◆ ASSIGNED TASK ◆
Please say how many lines in the records below contain the word "blouse". Give the number and nothing more.

(Records from a dataset)

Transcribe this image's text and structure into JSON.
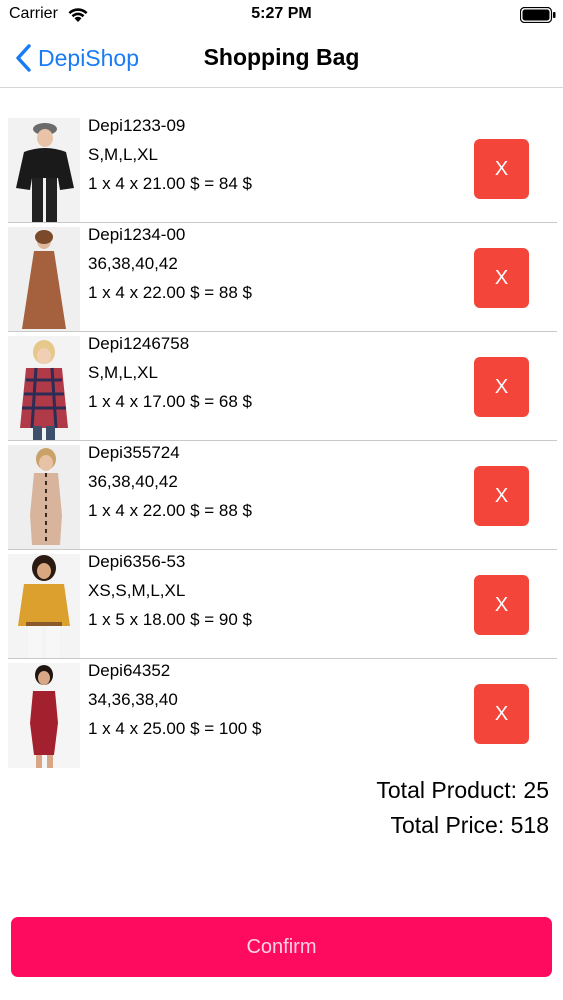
{
  "status_bar": {
    "carrier": "Carrier",
    "time": "5:27 PM"
  },
  "nav": {
    "back_label": "DepiShop",
    "title": "Shopping Bag"
  },
  "products": [
    {
      "code": "Depi1233-09",
      "sizes": "S,M,L,XL",
      "calc": "1 x 4 x 21.00 $ = 84 $",
      "remove_label": "X",
      "image": "woman-black-blouse-photo"
    },
    {
      "code": "Depi1234-00",
      "sizes": "36,38,40,42",
      "calc": "1 x 4 x 22.00 $ = 88 $",
      "remove_label": "X",
      "image": "woman-brown-maxi-dress-photo"
    },
    {
      "code": "Depi1246758",
      "sizes": "S,M,L,XL",
      "calc": "1 x 4 x 17.00 $ = 68 $",
      "remove_label": "X",
      "image": "woman-plaid-shirt-photo"
    },
    {
      "code": "Depi355724",
      "sizes": "36,38,40,42",
      "calc": "1 x 4 x 22.00 $ = 88 $",
      "remove_label": "X",
      "image": "woman-beige-dress-photo"
    },
    {
      "code": "Depi6356-53",
      "sizes": "XS,S,M,L,XL",
      "calc": "1 x 5 x 18.00 $ = 90 $",
      "remove_label": "X",
      "image": "woman-mustard-blouse-photo"
    },
    {
      "code": "Depi64352",
      "sizes": "34,36,38,40",
      "calc": "1 x 4 x 25.00 $ = 100 $",
      "remove_label": "X",
      "image": "woman-red-dress-photo"
    }
  ],
  "totals": {
    "product": "Total Product: 25",
    "price": "Total Price: 518"
  },
  "confirm_label": "Confirm",
  "colors": {
    "accent": "#1a7cf5",
    "remove": "#f4453a",
    "confirm": "#fe0b60"
  }
}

◆ RESULT OF THIS EXERCISE ◆
2